Anonymous | The Tale of the Hut in the Rocks (Iwaya monogatari) | Edo period, 17th century
What is guaranteed?
Property from a Collection
The Tale of the Hut in the Rocks (Iwaya monogatari)
Edo period, 17th century
three handscrolls (emakimono), ink, colour and gold on prepared paper, no colophon, n.d., 3 volumes, complete, gold leaf end papers, blue and gold brocade wrappers, title slip, coloured cloisonné enamel scroll ends, fitted wood storage box inscribed Iwaya monogatari sankan (The Tale of the Hut in the Rocks, three volumes), the contents comprising:
vol. 1 : 1150 x 17.5 cm., 452.7 x 7 in. - mounted as a handscroll, text, with 6 illustrations
vol. 2 : 1250 x 17.5 cm., 492.1 x 7 in. - mounted as a handscroll, text, with 4 illustrations
vol. 3: 1760 x 17.5 cm., 692.9 x 7 in. - mounted as a handscroll, text, with 6 illustrations
14 x 17.5 x 37 cm., 5½ x 7 x 14⅝ in. (the fitted wood storage box)
Minor creasing, light soiling and slight wear to silk braid to the brocade wrappers, otherwise good condition.
The lot is sold in the condition it is in at the time of sale. The condition report is provided to assist you with assessing the condition of the lot and is for guidance only. Any reference to condition in the condition report for the lot does not amount to a full description of condition. The images of the lot form part of the condition report for the lot. Certain images of the lot provided online may not accurately reflect the actual condition of the lot. In particular, the online images may represent colors and shades which are different to the lot's actual color and shades. The condition report for the lot may make reference to particular imperfections of the lot but you should note that the lot may have other faults not expressly referred to in the condition report for the lot or shown in the online images of the lot. The condition report may not refer to all faults, restoration, alteration or adaptation. The condition report is a statement of opinion only. For that reason, the condition report is not an alternative to taking your own professional advice regarding the condition of the lot. NOTWITHSTANDING THIS ONLINE CONDITION REPORT OR ANY DISCUSSIONS CONCERNING A LOT, ALL LOTS ARE OFFERED AND SOLD "AS IS" IN ACCORDANCE WITH THE CONDITIONS OF SALE/BUSINESS APPLICABLE TO THE RESPECTIVE SALE.
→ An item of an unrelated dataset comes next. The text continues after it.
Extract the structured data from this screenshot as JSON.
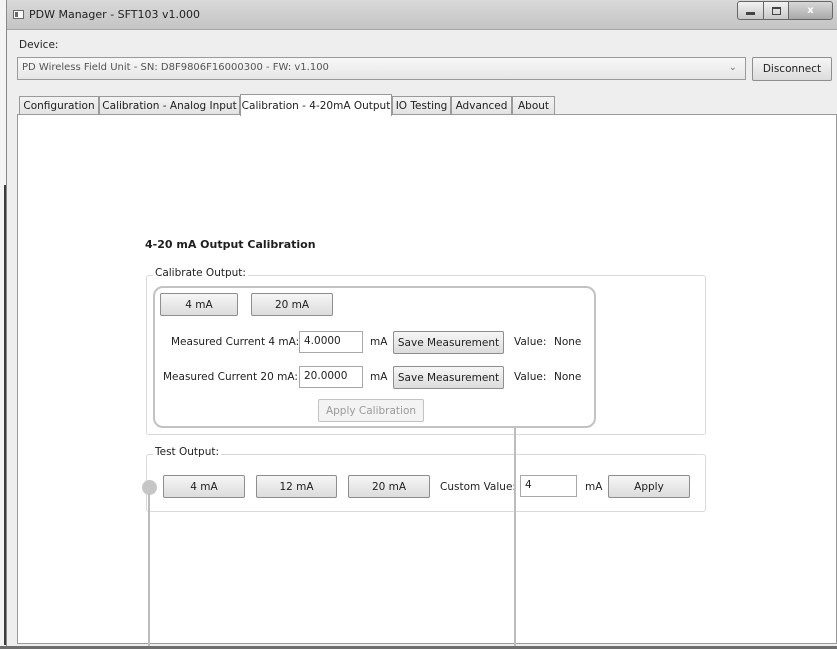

The tale Iwaya derives from the Muromachi period tradition of short stories referred to as otogi-zoshi, or 'companion tales'. The majority of these tales are by anonymous authors, including the Iwaya. The tale follows the hardships endured by the beautiful Tainoya who is cast away by her hateful stepmother on a rock off the coast of Awaji island. Rescued by a fisherman, she is able to return to her father at court and is recognised as the fairest lady of the land after numerous trials by the palace ladies. The three handscrolls depict the events of the unusually long otogi-zoshi, interspersed with calligraphy in the cursive mode (sosho) on prepared paper decorated with cut gold leaf.
For a full synopsis of the tale, see Donald Keene, Seeds in the Heart: Japanese Literature from Earliest Times to the Late Sixteenth Century, (New York, 1999), pg. 1097-98.